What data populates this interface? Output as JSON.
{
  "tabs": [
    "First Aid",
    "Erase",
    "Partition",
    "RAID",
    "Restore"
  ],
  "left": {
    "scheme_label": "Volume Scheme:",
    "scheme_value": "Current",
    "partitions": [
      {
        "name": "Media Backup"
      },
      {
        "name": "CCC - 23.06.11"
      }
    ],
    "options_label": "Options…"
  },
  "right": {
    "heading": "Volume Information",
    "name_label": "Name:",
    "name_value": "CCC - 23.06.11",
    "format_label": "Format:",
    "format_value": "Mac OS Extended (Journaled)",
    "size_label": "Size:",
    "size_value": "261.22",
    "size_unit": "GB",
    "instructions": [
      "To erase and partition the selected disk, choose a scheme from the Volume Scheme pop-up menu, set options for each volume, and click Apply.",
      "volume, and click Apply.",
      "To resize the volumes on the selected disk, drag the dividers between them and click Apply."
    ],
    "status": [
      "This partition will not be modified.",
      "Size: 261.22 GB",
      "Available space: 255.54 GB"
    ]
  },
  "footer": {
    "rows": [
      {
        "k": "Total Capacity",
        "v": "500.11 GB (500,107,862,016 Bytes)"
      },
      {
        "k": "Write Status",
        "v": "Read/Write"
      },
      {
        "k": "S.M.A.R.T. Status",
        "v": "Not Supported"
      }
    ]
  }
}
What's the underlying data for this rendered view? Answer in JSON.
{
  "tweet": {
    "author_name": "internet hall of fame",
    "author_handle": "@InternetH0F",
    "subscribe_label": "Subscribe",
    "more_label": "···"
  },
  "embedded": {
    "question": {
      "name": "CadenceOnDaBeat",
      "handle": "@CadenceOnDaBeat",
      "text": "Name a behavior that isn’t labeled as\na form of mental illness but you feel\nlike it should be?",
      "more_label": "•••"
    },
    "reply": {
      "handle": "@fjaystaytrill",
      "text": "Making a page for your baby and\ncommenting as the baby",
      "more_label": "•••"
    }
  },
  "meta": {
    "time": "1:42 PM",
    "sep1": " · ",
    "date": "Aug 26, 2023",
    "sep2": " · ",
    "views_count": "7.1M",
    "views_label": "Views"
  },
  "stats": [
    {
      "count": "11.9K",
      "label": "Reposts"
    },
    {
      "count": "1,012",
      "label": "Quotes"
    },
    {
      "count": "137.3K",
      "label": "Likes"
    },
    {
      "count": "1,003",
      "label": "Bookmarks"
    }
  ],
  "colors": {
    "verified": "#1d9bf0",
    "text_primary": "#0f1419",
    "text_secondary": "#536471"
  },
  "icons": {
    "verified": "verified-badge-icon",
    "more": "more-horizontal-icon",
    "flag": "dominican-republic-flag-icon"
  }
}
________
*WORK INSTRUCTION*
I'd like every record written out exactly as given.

*WRITTEN ANSWER*
What data populates this interface? Output as JSON.
{
  "tabs": [
    "First Aid",
    "Erase",
    "Partition",
    "RAID",
    "Restore"
  ],
  "left": {
    "scheme_label": "Volume Scheme:",
    "scheme_value": "Current",
    "partitions": [
      {
        "name": "Media Backup"
      },
      {
        "name": "CCC - 23.06.11"
      }
    ],
    "options_label": "Options…"
  },
  "right": {
    "heading": "Volume Information",
    "name_label": "Name:",
    "name_value": "CCC - 23.06.11",
    "format_label": "Format:",
    "format_value": "Mac OS Extended (Journaled)",
    "size_label": "Size:",
    "size_value": "261.22",
    "size_unit": "GB",
    "instructions": [
      "To erase and partition the selected disk, choose a scheme from the Volume Scheme pop-up menu, set options for each volume, and click Apply.",
      "volume, and click Apply.",
      "To resize the volumes on the selected disk, drag the dividers between them and click Apply."
    ],
    "status": [
      "This partition will not be modified.",
      "Size: 261.22 GB",
      "Available space: 255.54 GB"
    ]
  },
  "footer": {
    "rows": [
      {
        "k": "Total Capacity",
        "v": "500.11 GB (500,107,862,016 Bytes)"
      },
      {
        "k": "Write Status",
        "v": "Read/Write"
      },
      {
        "k": "S.M.A.R.T. Status",
        "v": "Not Supported"
      }
    ]
  }
}
What's the underlying data for this rendered view? Answer in JSON.
{
  "tweet": {
    "author_name": "internet hall of fame",
    "author_handle": "@InternetH0F",
    "subscribe_label": "Subscribe",
    "more_label": "···"
  },
  "embedded": {
    "question": {
      "name": "CadenceOnDaBeat",
      "handle": "@CadenceOnDaBeat",
      "text": "Name a behavior that isn’t labeled as\na form of mental illness but you feel\nlike it should be?",
      "more_label": "•••"
    },
    "reply": {
      "handle": "@fjaystaytrill",
      "text": "Making a page for your baby and\ncommenting as the baby",
      "more_label": "•••"
    }
  },
  "meta": {
    "time": "1:42 PM",
    "sep1": " · ",
    "date": "Aug 26, 2023",
    "sep2": " · ",
    "views_count": "7.1M",
    "views_label": "Views"
  },
  "stats": [
    {
      "count": "11.9K",
      "label": "Reposts"
    },
    {
      "count": "1,012",
      "label": "Quotes"
    },
    {
      "count": "137.3K",
      "label": "Likes"
    },
    {
      "count": "1,003",
      "label": "Bookmarks"
    }
  ],
  "colors": {
    "verified": "#1d9bf0",
    "text_primary": "#0f1419",
    "text_secondary": "#536471"
  },
  "icons": {
    "verified": "verified-badge-icon",
    "more": "more-horizontal-icon",
    "flag": "dominican-republic-flag-icon"
  }
}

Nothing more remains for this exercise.